>>>>

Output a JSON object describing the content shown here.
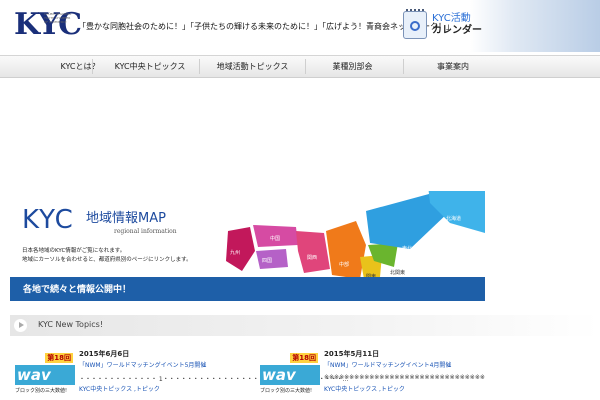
{
  "header": {
    "logo_text": "KYC",
    "logo_small": "CHŪBU REGIONAL YOUTH CHAMBER OF COMMERCE",
    "tagline": "「豊かな同胞社会のために！」「子供たちの輝ける未来のために！」「広げよう！青商会ネットワーク！」",
    "calendar_line1": "KYC活動",
    "calendar_line2": "カレンダー"
  },
  "nav": {
    "items": [
      {
        "label": "KYCとは？"
      },
      {
        "label": "KYC中央トピックス"
      },
      {
        "label": "地域活動トピックス"
      },
      {
        "label": "業種別部会"
      },
      {
        "label": "事業案内"
      }
    ]
  },
  "map_banner": {
    "kyc": "KYC",
    "title": "地域情報MAP",
    "subtitle": "regional information",
    "desc1": "日本各地域のKYC情報がご覧になれます。",
    "desc2": "地域にカーソルを合わせると、都道府県別のページにリンクします。",
    "bar_text": "各地で続々と情報公開中！",
    "regions": {
      "kyushu": "九州",
      "chugoku": "中国",
      "shikoku": "四国",
      "kansai": "関西",
      "chubu": "中部",
      "kanto": "関東",
      "kitakanto": "北関東",
      "tohoku": "東北",
      "hokkaido": "北海道"
    },
    "colors": {
      "kyushu": "#c2185b",
      "chugoku": "#d64ba3",
      "shikoku": "#b561c7",
      "kansai": "#e0457b",
      "chubu": "#f07a1a",
      "kanto": "#e9c21b",
      "kitakanto": "#6ab52e",
      "tohoku": "#2f9fe0",
      "hokkaido": "#3fb3ea"
    }
  },
  "topics": {
    "header": "KYC New Topics!",
    "items": [
      {
        "badge": "第18回",
        "wave": "wav",
        "caption": "ブロック別の三大数値!",
        "date": "2015年6月6日",
        "title": "「NWM」ワールドマッチングイベント5月開催",
        "body": "・・・・・・・・・・・・・ 1・・・・・・・・・・・・・・・・・・・・・・・・・・・・・・...",
        "category": "KYC中央トピックス ,トピック"
      },
      {
        "badge": "第18回",
        "wave": "wav",
        "caption": "ブロック別の三大数値!",
        "date": "2015年5月11日",
        "title": "「NWM」ワールドマッチングイベント4月開催",
        "body": "※※※※※※※※※※※※※※※※※※※※※※※※※※※※※※※※",
        "category": "KYC中央トピックス ,トピック"
      }
    ]
  }
}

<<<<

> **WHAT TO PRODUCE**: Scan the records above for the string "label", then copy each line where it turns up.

> **SOLUTION**:
        "label": "KYCとは？"
        "label": "KYC中央トピックス"
        "label": "地域活動トピックス"
        "label": "業種別部会"
        "label": "事業案内"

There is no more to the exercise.